◆ What you will do ◆
Return every record below exactly; leave out the images.

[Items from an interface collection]
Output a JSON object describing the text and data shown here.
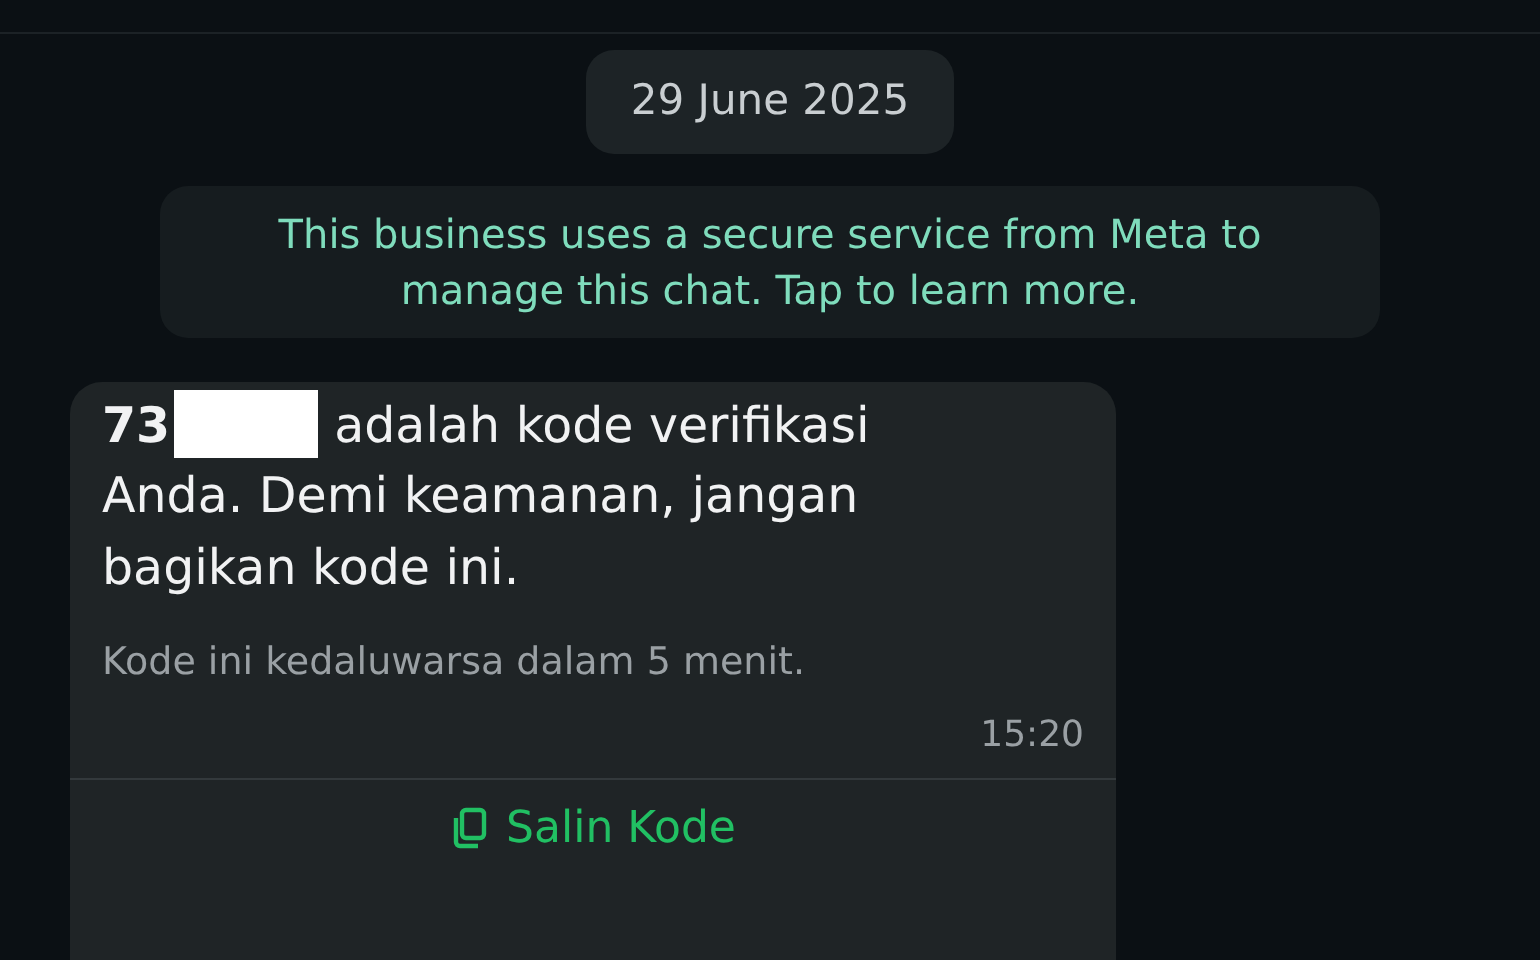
{
  "date_chip": "29 June 2025",
  "notice": "This business uses a secure service from Meta to manage this chat. Tap to learn more.",
  "message": {
    "code_start": "73",
    "text_first_line": "adalah kode verifikasi",
    "text_rest": "Anda. Demi keamanan, jangan bagikan kode ini.",
    "footer": "Kode ini kedaluwarsa dalam 5 menit.",
    "time": "15:20",
    "action": "Salin Kode"
  }
}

◆ Output below ◆
Output a JSON object describing the text and data shown here.
{
  "date_chip": "29 June 2025",
  "notice": "This business uses a secure service from Meta to manage this chat. Tap to learn more.",
  "message": {
    "code_start": "73",
    "text_first_line": "adalah kode verifikasi",
    "text_rest": "Anda. Demi keamanan, jangan bagikan kode ini.",
    "footer": "Kode ini kedaluwarsa dalam 5 menit.",
    "time": "15:20",
    "action": "Salin Kode"
  }
}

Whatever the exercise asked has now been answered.